Freelance workers and contract uncertainty: the effects of contractual changes in the television industry

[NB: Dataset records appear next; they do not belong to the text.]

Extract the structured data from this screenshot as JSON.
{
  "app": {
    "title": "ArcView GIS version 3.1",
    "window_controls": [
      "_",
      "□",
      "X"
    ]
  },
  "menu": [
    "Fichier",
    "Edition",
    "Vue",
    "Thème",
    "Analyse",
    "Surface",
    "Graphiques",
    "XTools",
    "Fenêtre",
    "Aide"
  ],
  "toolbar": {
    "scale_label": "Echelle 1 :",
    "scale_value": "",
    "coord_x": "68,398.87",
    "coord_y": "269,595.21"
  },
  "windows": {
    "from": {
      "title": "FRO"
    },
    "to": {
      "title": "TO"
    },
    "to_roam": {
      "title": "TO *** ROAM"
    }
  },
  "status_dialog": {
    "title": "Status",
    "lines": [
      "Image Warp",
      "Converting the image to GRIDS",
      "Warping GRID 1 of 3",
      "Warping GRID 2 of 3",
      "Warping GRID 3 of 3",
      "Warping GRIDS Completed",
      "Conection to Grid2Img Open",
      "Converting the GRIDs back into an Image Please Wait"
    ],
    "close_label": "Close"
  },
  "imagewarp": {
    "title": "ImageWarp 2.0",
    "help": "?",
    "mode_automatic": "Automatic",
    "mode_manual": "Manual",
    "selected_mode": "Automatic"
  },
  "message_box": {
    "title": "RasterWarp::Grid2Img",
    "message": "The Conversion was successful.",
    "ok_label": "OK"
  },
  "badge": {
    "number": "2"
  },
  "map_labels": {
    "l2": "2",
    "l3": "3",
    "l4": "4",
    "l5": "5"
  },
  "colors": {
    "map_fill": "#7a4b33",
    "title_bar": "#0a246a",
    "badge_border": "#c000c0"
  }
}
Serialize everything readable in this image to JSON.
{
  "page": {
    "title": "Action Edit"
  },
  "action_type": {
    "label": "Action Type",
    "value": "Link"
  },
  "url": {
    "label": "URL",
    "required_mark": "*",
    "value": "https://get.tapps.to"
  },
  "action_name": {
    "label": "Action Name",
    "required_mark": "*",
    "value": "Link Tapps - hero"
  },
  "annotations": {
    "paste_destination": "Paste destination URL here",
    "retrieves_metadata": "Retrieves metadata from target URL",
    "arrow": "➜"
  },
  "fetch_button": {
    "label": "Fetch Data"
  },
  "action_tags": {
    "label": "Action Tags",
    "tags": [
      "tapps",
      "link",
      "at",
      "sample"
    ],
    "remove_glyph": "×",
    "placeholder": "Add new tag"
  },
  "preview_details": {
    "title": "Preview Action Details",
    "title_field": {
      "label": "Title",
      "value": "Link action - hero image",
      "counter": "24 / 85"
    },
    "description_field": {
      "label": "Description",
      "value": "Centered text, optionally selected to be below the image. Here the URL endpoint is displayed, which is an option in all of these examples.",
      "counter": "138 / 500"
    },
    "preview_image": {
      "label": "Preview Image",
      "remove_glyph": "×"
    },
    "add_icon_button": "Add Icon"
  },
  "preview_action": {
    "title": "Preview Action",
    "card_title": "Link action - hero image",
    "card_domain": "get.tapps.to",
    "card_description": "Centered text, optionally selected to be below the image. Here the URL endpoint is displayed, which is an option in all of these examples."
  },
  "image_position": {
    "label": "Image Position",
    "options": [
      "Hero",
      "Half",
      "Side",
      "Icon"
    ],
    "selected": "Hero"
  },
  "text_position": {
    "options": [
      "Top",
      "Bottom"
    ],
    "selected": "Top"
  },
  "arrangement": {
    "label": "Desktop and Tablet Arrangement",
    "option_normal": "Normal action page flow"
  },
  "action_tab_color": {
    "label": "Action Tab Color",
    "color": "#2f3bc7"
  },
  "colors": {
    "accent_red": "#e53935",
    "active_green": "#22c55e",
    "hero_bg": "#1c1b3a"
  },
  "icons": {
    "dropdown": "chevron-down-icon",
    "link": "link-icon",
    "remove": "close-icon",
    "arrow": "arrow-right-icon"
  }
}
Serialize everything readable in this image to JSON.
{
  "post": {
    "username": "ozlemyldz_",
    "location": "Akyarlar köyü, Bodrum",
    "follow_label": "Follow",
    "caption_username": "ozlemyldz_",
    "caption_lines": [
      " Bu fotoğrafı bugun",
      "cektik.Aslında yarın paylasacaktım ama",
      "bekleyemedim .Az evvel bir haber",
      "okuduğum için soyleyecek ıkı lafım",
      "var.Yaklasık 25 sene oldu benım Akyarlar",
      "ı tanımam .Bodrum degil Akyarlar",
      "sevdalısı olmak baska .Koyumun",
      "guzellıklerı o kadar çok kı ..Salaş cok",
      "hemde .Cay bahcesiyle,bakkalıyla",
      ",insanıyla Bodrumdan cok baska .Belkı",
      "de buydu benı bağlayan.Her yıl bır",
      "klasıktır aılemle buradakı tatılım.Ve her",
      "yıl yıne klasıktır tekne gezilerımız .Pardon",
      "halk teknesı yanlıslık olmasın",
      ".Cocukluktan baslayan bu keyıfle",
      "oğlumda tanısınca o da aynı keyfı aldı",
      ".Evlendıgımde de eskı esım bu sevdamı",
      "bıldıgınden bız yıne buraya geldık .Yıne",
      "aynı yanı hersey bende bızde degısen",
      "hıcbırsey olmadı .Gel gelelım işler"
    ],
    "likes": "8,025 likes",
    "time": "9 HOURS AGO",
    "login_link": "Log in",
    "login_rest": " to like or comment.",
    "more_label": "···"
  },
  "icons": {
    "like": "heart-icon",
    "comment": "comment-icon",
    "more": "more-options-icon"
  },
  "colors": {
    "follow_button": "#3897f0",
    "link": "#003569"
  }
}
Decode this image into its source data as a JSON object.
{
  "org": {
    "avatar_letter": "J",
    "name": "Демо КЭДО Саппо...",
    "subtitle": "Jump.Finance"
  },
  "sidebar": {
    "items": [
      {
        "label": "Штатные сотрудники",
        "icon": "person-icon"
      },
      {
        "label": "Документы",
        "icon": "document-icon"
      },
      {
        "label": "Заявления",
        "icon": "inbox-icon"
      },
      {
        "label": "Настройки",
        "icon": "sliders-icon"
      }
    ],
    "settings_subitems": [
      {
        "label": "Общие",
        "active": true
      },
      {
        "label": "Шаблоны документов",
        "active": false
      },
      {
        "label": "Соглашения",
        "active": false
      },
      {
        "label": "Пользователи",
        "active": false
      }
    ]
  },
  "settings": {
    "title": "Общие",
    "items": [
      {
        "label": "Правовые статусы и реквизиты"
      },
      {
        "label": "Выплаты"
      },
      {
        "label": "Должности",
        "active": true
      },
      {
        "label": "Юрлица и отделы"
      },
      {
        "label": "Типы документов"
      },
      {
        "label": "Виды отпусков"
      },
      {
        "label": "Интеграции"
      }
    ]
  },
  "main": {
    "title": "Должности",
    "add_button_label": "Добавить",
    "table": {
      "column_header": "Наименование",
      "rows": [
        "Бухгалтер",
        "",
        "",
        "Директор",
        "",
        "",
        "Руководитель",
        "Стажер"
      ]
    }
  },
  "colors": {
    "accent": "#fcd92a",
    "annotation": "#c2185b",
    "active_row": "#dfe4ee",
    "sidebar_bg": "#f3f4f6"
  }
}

Changes in the competitive and regulative conditions of British television over the 1980s and 1990s make for an environment of increased uncertainty for those who work in television. Broadcasting legislation, increased competition and technological advances have changed the working practices of the UK's 28,000 production workforce. The introduction of a 25 per cent quota of independent productions on all terrestrial channels, the implementation of Producer Choice in the BBC and the creation of a Network Centre in ITV, leading to a new commissioning process along with merger rationalisation and increasing competition have all contributed to constructing a workforce in which over 50 per cent are freelance and face much uncertainty. This paper focuses on some of the ways workers have experienced and responded to these changes by analysing the postal questionnaire and diary-data collected in an eight-wave panel study of 436 creative production workers in British television 1994-97, collected by the British Film Institute.This paper considers whether uncertainty is a problem and finds that it is for the majority of these workers. The question of what makes uncertainty a problem is also considered. Individuals were found to cope with uncertainty by diversifying the income sources, by collecting information, building informal networks and by thinking of leaving work in television.